[YOUR TASK]: Restate the entries word for word, leaving nothing out.

[DATASET RECORDS]:
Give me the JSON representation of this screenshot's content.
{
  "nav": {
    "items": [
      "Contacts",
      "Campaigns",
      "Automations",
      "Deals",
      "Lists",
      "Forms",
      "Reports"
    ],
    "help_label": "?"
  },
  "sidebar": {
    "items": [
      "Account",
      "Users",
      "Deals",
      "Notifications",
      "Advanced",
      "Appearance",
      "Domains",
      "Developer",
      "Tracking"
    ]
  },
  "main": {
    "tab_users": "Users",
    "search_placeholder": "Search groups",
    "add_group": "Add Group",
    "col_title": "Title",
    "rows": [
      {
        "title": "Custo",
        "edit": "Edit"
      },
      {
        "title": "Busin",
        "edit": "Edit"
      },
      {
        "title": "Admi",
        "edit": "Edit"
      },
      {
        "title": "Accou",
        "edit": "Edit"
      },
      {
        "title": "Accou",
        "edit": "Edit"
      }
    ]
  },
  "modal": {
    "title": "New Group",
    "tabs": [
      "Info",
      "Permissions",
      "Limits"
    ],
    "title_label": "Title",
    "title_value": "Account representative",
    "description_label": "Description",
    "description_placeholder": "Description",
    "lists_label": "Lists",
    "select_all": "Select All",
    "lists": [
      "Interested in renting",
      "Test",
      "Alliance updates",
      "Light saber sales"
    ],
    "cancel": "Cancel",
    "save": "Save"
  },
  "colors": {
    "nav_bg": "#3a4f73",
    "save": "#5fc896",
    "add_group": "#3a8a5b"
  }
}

[WORKED SOLUTION]:
Give me the JSON representation of this screenshot's content.
{
  "nav": {
    "items": [
      "Contacts",
      "Campaigns",
      "Automations",
      "Deals",
      "Lists",
      "Forms",
      "Reports"
    ],
    "help_label": "?"
  },
  "sidebar": {
    "items": [
      "Account",
      "Users",
      "Deals",
      "Notifications",
      "Advanced",
      "Appearance",
      "Domains",
      "Developer",
      "Tracking"
    ]
  },
  "main": {
    "tab_users": "Users",
    "search_placeholder": "Search groups",
    "add_group": "Add Group",
    "col_title": "Title",
    "rows": [
      {
        "title": "Custo",
        "edit": "Edit"
      },
      {
        "title": "Busin",
        "edit": "Edit"
      },
      {
        "title": "Admi",
        "edit": "Edit"
      },
      {
        "title": "Accou",
        "edit": "Edit"
      },
      {
        "title": "Accou",
        "edit": "Edit"
      }
    ]
  },
  "modal": {
    "title": "New Group",
    "tabs": [
      "Info",
      "Permissions",
      "Limits"
    ],
    "title_label": "Title",
    "title_value": "Account representative",
    "description_label": "Description",
    "description_placeholder": "Description",
    "lists_label": "Lists",
    "select_all": "Select All",
    "lists": [
      "Interested in renting",
      "Test",
      "Alliance updates",
      "Light saber sales"
    ],
    "cancel": "Cancel",
    "save": "Save"
  },
  "colors": {
    "nav_bg": "#3a4f73",
    "save": "#5fc896",
    "add_group": "#3a8a5b"
  }
}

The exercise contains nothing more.